With the partnership, they donate 10% of each of their Bubbly Rose’ wines to the IWS organization. IWS helps to economically put money in the hands of women who are going through this diagnosis because it’s expensive. Anderson said she spent $2,000 on something to try and preserve her hair and it didn’t even work.
While Anderson has a passion for wine, she also has a huge passion for traveling. She traveled to Angola right after her radiation treatment. She also just came back from Greece and will be in the Bahamas in a couple of weeks.
“I love to travel and see the world and it’s probably my biggest passion outside of wine. Aside from that, I’m an outdoors girl, I love the movies, walking, and being out in nature,” she said.
For advice to anyone battling cancer, Anderson says to embrace the feelings.
“I think sometimes we try to force ourselves into these positions of peace and happiness, and we try to adjust like a diet, but you can’t. It takes 21 days to create a habit. It’s not something that happens overnight, so embrace the moment of what it is and understand,” she said.
Anderson said to do introspective work on understanding where you are in the moment and what might God be trying to teach you.
“From there, don’t look at it as a death sentence. It’s a challenge, but there are ways, and a positive mindset is key. You can absolutely overcome that, but you must believe that within yourself and if you truly believe that it’s going to happen,” she said. “Some people find their healing and happiness through laughter; I would have my mom and I watch funny movies and comedy skits.
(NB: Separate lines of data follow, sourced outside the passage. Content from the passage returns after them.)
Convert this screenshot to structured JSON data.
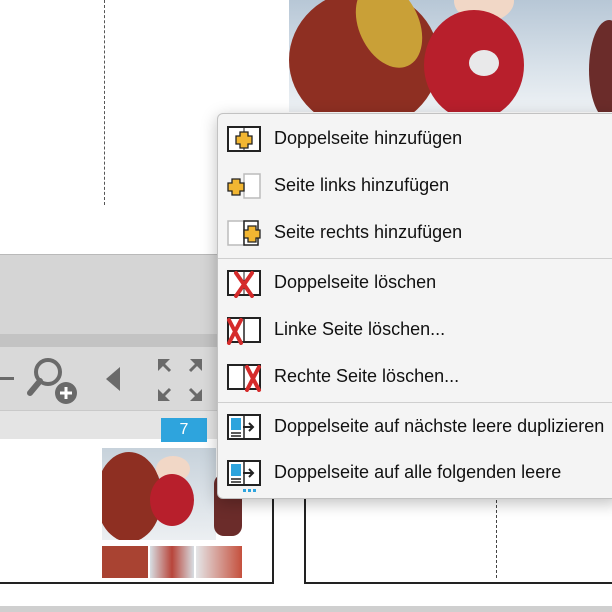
{
  "page_badge": "7",
  "context_menu": {
    "items": [
      {
        "label": "Doppelseite hinzufügen",
        "icon": "add-spread-icon"
      },
      {
        "label": "Seite links hinzufügen",
        "icon": "add-left-page-icon"
      },
      {
        "label": "Seite rechts hinzufügen",
        "icon": "add-right-page-icon"
      },
      {
        "label": "Doppelseite löschen",
        "icon": "delete-spread-icon"
      },
      {
        "label": "Linke Seite löschen...",
        "icon": "delete-left-page-icon"
      },
      {
        "label": "Rechte Seite löschen...",
        "icon": "delete-right-page-icon"
      },
      {
        "label": "Doppelseite auf nächste leere duplizieren",
        "icon": "duplicate-next-icon"
      },
      {
        "label": "Doppelseite auf alle folgenden leere",
        "icon": "duplicate-all-icon"
      }
    ]
  },
  "toolbar": {
    "icons": [
      "minus-icon",
      "zoom-in-icon",
      "previous-arrow-icon",
      "fit-page-icon"
    ]
  },
  "colors": {
    "accent": "#2ea4dd",
    "plus_yellow": "#f2b632",
    "delete_red": "#d52b2b",
    "menu_bg": "#f4f4f4"
  }
}
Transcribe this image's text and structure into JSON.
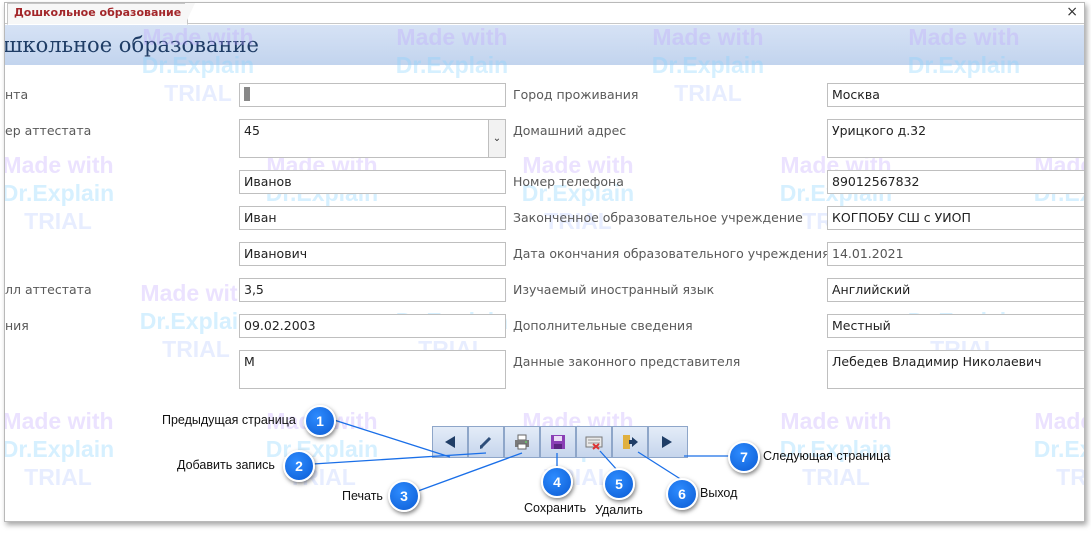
{
  "tab": {
    "title": "Дошкольное образование",
    "close": "×"
  },
  "banner": {
    "title": "школьное образование"
  },
  "left_labels": [
    "нта",
    "ер аттестата",
    "лл аттестата",
    "ния"
  ],
  "right_labels": [
    "Город проживания",
    "Домашний адрес",
    "Номер телефона",
    "Законченное образовательное учреждение",
    "Дата окончания образовательного учреждения",
    "Изучаемый иностранный язык",
    "Дополнительные сведения",
    "Данные законного представителя"
  ],
  "left_fields": [
    "",
    "45",
    "Иванов",
    "Иван",
    "Иванович",
    "3,5",
    "09.02.2003",
    "М"
  ],
  "right_fields": [
    "Москва",
    "Урицкого д.32",
    "89012567832",
    "КОГПОБУ СШ с УИОП",
    "14.01.2021",
    "Английский",
    "Местный",
    "Лебедев Владимир Николаевич"
  ],
  "watermark": {
    "line1": "Made with",
    "line2": "Dr.Explain",
    "line3": "TRIAL"
  },
  "nav_buttons": [
    "arrow-left-icon",
    "pencil-icon",
    "printer-icon",
    "save-icon",
    "delete-icon",
    "exit-icon",
    "arrow-right-icon"
  ],
  "callouts": [
    {
      "num": "1",
      "label": "Предыдущая страница"
    },
    {
      "num": "2",
      "label": "Добавить запись"
    },
    {
      "num": "3",
      "label": "Печать"
    },
    {
      "num": "4",
      "label": "Сохранить"
    },
    {
      "num": "5",
      "label": "Удалить"
    },
    {
      "num": "6",
      "label": "Выход"
    },
    {
      "num": "7",
      "label": "Следующая страница"
    }
  ],
  "colors": {
    "accent": "#a3262a",
    "banner": "#c8d8f0",
    "callout": "#1a6fe8",
    "button": "#c9d8ee"
  }
}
I watched a lot of ‘Wild ‘n Out’ reruns.
Anderson also said you dictate who is in your bubble.
“Everybody can’t fit in your bubble. If you have negative people in your life during this period while you’re healing, you must let them go,” she said. “That was probably the hardest part for me because I’m a socialite, but I did not interact with as many people during my healing time because I have to protect my energy.”
Furthermore, Anderson said there’s a lot of reasons why people get diagnosed with cancer, however she did not have the gene for it after getting tested, but she in fact had a very stressful lifestyle.
“What I believe for myself is that it was stress induced. I wasn’t drinking the water like I was supposed to or exercising. I honestly may eat once a day because I was so busy and so my thing and the message that I really want to help other young people, we got to take a pause,” she said. “We are in extreme grind mode and have ambitious goals, but it’s going to mean nothing if you’re not there to receive it and achieve it. So, my biggest thing is we must mitigate our stress. It’s not to say it doesn’t exist at all, but it’s all about making sure we intentionally take the time to pause.”
To check out HER Wine, visit https://www.herwines.com.